A US federal court has dismissed a class-action lawsuit that accuses JPMorgan Chase & Company (NYSE:JPM), its subsidiaries and 20 unnamed “John Doe” defendants of silver manipulation. Judge Robert P. Patterson Jr. found that the complaint contains many “conclusory allegations,” but fails to provide the specific factual allegations needed to substantiate a claim.
The 90-page class-action lawsuit names 44 plaintiffs who claim that they “lost money and were injured in their property” because the aforementioned defendants unlawfully combined, conspired and agreed to manipulate the prices of COMEX silver futures and options contracts. The plaintiffs allege that these acts occurred on June 26, 2007 and between March 17, 2008 and October 27, 2010. Despite the lengthy period under consideration and the seemingly detailed complaint, Judge Patterson found the case to be weak as it fails to link JPMorgan to a single manipulative act. When “alleging fraud or mistake, a party must state with particularity the circumstances constituting fraud or mistake,” he wrote in his Opinion & Order.
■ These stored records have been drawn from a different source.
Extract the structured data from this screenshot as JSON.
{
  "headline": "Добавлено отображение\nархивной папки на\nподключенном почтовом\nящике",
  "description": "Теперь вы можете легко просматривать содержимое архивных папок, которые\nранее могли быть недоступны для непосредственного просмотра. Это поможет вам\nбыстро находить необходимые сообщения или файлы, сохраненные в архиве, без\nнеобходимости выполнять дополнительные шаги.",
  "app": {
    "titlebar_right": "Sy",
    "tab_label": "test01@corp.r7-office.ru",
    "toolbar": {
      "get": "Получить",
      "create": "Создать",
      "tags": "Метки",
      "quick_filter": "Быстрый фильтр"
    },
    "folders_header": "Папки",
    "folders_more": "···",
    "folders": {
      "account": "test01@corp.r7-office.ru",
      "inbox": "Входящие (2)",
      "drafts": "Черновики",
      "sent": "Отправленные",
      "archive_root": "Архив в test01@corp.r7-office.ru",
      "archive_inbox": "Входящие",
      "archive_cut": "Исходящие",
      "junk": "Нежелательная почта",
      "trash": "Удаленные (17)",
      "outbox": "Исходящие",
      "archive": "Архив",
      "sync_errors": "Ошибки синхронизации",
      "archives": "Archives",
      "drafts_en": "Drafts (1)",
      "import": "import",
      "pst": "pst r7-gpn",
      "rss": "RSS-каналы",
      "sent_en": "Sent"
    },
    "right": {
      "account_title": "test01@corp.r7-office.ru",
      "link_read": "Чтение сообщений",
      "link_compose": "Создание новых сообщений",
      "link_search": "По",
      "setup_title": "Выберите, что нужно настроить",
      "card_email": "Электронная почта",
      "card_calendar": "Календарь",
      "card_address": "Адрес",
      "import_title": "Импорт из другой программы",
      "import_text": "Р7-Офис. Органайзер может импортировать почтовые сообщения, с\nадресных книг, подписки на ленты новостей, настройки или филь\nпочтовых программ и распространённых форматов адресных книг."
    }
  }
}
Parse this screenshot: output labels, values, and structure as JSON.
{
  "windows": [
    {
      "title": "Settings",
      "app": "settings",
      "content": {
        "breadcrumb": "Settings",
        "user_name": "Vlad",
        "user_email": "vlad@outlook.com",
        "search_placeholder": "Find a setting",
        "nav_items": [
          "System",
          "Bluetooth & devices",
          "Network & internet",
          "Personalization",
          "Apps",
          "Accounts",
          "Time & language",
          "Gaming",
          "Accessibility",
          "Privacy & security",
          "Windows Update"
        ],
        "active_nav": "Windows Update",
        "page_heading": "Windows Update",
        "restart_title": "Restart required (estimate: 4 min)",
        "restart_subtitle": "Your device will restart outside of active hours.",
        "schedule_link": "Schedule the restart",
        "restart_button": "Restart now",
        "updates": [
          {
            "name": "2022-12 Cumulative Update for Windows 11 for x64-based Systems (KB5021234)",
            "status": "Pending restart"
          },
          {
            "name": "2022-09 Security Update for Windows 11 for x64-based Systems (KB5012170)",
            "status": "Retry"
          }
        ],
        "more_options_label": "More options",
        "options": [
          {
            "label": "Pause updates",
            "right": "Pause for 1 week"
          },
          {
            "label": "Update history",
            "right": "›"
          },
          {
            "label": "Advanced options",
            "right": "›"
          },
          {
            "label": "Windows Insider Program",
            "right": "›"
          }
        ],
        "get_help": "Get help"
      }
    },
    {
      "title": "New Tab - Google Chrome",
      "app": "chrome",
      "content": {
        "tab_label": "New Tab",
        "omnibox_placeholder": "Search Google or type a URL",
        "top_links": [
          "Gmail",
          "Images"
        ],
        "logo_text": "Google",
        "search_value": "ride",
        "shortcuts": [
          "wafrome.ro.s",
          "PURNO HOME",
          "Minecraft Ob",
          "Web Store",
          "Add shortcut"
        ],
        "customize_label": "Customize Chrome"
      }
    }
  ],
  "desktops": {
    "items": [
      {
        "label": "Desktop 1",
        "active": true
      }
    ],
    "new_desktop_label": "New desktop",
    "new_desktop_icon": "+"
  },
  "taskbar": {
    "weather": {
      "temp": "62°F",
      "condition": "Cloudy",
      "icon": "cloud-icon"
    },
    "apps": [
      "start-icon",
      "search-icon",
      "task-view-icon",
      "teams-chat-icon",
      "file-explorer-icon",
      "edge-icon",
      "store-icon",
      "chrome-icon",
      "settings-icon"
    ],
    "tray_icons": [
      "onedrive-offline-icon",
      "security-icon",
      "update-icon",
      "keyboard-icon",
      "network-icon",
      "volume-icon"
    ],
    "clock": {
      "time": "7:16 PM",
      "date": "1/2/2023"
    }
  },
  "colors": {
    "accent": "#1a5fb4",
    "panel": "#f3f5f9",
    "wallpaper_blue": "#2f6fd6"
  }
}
Market manipulation The Commodity Exchange Act prohibits both manipulation and attempted manipulation, but the term “manipulate” is not defined. Therefore, to apply the rule of law, “the CFTC [Commodity Futures Trading Commission] and the courts have developed a four-factor test to determine whether a defendant has manipulated prices,” Patterson noted. The accused must have the ability to manipulate the market in question and exhibit specific intent to do so. There must also be an artificial price and the accused must be the “proximate cause” of that price. As is common in efforts to expose silver manipulation, the plaintiffs' lawsuit points to JPMorgan's short positions. By August 15, 2008, the suit claims that JPMorgan “frequently held 24-32 percent of the open interest in COMEX silver futures short contracts then trading.”